"Letting anyone publish anything for free and get rewarded based on the attention that they can drive was -- is a bad concept in itself," says Ev Williams.
Mihir Garimella is making drones that go where humans can'thttps://www.cnn.com/2018/02/08/tech/mihir-garimella-drones-tomorrows-hero/index.html
Drones can enter dangerous environments where humans cannot. But what if a drone could stop disasters from happening in the first place?
It seems like every week we're finding new uses for drones. Here's some of the most interesting out there today.
How a company founded by ex-spies uses AI to fight hackershttps://www.cnn.com/2018/02/05/tech/darktrace-cybersecurity-immune-system/index.html
Cybersecurity firm Darktrace uses artificial intelligence to stop cyber attacks before they even start.
A global heatmap from GPS-tracking company Strava that tracks people's exercise habits could pose security risks for military forces around the world.
Digital artist Jan Frojdman spent three weeks shifting through 33,000 images obtained from NASA to create this 3D model of Mars.
New lifesaving drone rescues swimmershttps://www.cnn.com/2018/01/18/tech/drone-rescue-swimmers-australia/index.html
A new lifesaving drone has been used to rescue two teenagers from the rough seas off the coast of Australia's Lennox Head, New South Wales.
Two swimmers were in serious trouble off the coast of Australia, until a drone came to their rescue.
All stories start somewhere, and the story of the driverless car begins in a research lab in Pittsburgh, where Carnegie Mellon University Professor Red Whittaker was one of the first to develop a fully autonomous driving machine.
The programs controlling driverless cars are computers, after all, and all computers are hackable.
More than 1.25 million people die every year in auto accidents. Driverless cars could change that.
Autonomous vehicles will reshape how we live in more ways than you think.
Are we prepared for a massive disruption in the jobs market?

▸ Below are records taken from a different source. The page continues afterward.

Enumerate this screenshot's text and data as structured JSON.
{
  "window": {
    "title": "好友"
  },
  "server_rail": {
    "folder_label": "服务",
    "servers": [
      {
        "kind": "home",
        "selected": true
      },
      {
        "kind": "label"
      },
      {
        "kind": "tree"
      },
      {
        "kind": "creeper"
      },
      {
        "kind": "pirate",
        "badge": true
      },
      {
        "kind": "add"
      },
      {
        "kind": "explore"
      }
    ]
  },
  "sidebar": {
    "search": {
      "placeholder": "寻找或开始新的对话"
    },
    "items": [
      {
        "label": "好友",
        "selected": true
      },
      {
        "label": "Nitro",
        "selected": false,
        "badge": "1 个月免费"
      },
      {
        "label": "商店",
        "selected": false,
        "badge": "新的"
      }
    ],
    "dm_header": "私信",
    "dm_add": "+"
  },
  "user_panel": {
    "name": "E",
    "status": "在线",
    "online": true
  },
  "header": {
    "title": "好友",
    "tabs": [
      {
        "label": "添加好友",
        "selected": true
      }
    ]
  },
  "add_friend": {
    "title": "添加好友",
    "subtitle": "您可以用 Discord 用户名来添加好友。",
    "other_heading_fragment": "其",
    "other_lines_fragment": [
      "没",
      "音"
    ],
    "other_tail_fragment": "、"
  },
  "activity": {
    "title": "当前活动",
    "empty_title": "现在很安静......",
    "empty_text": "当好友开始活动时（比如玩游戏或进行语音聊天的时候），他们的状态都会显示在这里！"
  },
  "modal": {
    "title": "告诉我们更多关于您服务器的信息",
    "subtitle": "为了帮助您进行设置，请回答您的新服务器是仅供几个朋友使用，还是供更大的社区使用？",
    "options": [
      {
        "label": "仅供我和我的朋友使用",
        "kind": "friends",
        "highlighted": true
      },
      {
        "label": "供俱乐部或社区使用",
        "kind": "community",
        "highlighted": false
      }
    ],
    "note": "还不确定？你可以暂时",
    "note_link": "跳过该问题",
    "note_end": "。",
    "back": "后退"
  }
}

Say goodbye to humans behind the wheel. Self-driving cars are coming faster than you think, and the changes they bring will reach far beyond our roads. Meet the companies building our driverless future and find out what to expect when machines take the wheel.